(Exercise)
In the entries below, find each line with the word "title" and pull it out.

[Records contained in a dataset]
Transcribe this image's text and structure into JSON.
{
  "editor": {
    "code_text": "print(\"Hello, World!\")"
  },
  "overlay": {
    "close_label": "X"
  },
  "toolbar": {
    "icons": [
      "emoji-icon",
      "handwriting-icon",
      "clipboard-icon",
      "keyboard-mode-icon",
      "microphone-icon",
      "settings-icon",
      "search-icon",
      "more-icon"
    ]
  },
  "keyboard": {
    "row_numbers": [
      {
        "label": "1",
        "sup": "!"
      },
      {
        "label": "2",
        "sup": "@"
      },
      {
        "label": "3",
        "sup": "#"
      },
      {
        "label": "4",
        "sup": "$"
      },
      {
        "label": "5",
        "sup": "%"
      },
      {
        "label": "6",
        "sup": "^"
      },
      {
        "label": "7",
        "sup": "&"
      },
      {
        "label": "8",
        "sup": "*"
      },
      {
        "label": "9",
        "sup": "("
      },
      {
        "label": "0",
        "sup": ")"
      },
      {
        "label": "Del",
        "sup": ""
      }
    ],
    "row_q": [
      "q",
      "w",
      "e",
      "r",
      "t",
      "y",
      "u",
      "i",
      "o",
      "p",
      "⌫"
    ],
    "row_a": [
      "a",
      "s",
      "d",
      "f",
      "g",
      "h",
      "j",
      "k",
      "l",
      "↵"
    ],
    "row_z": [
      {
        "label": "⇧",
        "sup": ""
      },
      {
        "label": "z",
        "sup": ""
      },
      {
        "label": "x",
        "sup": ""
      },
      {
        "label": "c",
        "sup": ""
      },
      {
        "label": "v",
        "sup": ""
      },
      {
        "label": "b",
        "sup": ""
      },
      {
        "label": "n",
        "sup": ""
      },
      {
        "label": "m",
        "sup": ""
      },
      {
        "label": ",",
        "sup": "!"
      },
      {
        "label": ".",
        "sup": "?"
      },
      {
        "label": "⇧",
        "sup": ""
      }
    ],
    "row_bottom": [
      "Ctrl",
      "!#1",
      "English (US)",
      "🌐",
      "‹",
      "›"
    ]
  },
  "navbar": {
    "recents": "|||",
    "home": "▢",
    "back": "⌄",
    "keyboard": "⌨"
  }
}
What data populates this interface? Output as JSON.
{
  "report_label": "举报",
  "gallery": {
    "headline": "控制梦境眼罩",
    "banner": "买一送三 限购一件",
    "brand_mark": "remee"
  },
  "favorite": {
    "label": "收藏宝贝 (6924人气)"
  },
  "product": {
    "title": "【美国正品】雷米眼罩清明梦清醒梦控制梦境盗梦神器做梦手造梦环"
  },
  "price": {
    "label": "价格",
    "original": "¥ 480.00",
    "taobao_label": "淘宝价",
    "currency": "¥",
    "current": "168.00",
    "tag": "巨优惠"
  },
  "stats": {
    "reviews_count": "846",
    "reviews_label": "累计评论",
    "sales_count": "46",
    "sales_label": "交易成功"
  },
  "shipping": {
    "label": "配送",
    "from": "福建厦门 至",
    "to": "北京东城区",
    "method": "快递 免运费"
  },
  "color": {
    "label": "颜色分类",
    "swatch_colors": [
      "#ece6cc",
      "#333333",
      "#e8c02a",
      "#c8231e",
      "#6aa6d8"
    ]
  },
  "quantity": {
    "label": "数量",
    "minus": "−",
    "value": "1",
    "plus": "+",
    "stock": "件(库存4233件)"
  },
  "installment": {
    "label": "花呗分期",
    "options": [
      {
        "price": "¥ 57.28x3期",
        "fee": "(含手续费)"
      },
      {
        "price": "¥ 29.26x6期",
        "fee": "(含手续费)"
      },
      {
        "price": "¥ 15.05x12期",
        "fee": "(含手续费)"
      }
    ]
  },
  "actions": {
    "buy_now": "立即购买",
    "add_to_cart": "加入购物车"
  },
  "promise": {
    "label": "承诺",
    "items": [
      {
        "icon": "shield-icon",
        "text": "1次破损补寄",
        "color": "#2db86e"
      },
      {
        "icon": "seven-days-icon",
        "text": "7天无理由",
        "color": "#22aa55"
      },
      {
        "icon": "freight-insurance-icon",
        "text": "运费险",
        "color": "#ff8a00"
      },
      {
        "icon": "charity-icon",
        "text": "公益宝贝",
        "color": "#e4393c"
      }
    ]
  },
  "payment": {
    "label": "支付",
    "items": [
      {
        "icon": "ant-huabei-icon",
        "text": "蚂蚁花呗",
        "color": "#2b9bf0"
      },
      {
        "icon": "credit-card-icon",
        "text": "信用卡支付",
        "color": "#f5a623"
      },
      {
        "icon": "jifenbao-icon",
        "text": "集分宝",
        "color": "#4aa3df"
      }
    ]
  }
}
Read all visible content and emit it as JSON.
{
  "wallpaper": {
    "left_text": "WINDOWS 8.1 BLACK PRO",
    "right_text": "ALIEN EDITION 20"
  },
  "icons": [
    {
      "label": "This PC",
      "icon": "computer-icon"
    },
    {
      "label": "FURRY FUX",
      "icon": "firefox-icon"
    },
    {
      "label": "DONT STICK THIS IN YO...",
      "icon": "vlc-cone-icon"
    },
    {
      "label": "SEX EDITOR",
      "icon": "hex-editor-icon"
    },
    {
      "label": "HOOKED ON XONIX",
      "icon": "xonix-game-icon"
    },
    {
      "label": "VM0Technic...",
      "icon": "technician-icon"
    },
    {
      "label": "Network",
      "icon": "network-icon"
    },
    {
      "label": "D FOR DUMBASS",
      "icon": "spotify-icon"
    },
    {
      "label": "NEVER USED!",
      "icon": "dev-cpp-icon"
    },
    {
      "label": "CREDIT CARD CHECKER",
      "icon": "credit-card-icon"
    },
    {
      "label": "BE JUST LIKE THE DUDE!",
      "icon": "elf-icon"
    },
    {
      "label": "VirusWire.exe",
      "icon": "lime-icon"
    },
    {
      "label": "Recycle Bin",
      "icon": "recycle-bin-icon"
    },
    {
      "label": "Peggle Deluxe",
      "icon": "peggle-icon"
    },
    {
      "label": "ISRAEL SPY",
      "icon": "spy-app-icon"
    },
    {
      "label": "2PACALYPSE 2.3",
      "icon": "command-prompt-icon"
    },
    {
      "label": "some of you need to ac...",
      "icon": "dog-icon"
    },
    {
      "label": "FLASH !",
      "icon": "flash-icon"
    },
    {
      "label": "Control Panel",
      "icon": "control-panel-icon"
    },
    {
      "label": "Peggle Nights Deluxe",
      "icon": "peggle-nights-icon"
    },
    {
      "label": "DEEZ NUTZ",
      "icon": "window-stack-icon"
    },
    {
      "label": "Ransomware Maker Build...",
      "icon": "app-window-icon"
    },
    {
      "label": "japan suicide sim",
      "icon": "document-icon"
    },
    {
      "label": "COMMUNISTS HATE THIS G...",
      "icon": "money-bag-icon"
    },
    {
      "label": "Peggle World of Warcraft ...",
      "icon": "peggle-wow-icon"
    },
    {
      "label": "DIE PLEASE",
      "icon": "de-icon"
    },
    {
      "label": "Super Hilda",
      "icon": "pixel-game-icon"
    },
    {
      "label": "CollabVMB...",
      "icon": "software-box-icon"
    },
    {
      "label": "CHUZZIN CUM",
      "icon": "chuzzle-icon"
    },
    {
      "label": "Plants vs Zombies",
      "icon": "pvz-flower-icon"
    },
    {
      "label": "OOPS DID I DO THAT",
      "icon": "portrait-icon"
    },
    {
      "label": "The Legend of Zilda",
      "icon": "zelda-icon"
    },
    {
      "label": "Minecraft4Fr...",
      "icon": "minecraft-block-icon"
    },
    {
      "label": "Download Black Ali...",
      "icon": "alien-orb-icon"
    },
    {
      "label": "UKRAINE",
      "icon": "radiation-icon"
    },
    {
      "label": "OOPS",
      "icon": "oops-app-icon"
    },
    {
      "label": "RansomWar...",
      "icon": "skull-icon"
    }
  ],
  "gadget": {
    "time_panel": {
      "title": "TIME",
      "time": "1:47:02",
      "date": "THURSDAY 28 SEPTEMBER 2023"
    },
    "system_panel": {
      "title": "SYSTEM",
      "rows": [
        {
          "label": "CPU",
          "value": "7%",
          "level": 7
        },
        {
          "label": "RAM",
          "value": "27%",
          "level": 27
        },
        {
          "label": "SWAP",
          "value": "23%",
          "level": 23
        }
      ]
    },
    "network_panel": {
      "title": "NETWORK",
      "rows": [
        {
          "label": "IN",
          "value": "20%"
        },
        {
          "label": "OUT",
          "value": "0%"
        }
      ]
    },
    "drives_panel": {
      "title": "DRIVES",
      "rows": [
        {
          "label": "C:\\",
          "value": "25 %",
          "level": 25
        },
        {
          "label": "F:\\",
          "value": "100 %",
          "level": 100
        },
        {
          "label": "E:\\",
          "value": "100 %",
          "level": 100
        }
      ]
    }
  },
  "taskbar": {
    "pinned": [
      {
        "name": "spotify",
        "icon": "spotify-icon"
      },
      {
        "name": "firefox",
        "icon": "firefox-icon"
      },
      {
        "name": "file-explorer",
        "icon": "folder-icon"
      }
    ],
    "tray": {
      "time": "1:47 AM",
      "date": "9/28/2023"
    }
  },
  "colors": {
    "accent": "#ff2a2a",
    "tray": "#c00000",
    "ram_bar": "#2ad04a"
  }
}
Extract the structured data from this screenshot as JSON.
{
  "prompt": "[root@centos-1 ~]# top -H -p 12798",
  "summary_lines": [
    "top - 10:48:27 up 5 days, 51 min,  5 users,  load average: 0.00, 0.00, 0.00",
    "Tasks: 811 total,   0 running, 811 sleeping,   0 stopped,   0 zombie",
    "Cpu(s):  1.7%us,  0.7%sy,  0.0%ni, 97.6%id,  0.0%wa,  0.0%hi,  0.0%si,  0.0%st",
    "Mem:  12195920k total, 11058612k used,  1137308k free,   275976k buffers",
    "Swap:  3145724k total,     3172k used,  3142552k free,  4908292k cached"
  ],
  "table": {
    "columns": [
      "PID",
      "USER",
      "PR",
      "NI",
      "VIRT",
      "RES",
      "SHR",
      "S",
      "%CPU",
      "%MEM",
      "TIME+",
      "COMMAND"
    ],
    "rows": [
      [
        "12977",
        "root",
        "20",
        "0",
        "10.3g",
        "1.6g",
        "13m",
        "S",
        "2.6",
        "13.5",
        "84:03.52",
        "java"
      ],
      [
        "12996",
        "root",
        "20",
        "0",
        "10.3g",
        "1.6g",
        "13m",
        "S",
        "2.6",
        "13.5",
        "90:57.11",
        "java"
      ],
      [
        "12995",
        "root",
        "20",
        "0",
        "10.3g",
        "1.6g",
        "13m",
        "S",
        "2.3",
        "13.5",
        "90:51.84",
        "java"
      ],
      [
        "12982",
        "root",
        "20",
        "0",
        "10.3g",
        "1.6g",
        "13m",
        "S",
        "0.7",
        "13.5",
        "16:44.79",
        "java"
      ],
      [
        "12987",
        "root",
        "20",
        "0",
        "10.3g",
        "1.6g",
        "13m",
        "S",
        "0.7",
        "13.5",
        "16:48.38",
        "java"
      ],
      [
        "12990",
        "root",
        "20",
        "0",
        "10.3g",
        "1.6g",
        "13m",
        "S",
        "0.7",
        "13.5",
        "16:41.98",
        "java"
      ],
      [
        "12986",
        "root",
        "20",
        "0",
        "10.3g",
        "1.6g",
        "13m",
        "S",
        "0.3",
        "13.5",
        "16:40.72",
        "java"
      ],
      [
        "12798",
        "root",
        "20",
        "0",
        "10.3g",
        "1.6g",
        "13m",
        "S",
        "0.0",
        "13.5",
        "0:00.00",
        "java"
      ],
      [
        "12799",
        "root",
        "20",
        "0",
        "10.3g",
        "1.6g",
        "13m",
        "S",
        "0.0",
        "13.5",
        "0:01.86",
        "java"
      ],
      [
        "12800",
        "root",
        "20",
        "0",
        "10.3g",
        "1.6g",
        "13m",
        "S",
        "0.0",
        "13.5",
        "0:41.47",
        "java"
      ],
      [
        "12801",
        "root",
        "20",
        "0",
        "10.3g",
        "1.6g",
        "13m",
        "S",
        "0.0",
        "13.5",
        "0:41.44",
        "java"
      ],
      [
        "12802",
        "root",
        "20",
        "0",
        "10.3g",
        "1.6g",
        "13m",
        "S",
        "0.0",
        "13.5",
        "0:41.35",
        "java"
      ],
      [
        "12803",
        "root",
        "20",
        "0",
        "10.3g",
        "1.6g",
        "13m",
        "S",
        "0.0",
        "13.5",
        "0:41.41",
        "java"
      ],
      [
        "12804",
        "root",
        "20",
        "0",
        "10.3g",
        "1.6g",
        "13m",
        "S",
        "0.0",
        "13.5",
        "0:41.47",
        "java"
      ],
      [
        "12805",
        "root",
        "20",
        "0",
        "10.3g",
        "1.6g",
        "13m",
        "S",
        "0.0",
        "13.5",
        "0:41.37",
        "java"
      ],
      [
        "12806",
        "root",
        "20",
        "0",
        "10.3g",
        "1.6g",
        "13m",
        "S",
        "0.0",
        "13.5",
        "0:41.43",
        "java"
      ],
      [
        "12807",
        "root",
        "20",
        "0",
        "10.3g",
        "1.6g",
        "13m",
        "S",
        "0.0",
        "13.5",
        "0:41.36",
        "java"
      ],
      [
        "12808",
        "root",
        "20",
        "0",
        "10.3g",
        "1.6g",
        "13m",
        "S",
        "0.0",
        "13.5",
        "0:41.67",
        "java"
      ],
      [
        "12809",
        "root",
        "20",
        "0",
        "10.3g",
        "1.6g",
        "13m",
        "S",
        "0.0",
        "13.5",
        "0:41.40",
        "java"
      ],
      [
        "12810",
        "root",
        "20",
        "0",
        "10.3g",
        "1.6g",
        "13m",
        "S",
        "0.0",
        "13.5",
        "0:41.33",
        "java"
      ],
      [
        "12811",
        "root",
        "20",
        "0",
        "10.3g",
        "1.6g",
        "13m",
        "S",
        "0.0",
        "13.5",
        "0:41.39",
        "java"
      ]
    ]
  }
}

(Response to this task)
    "title": "【美国正品】雷米眼罩清明梦清醒梦控制梦境盗梦神器做梦手造梦环"
      "title": "TIME",
      "title": "SYSTEM",
      "title": "NETWORK",
      "title": "DRIVES",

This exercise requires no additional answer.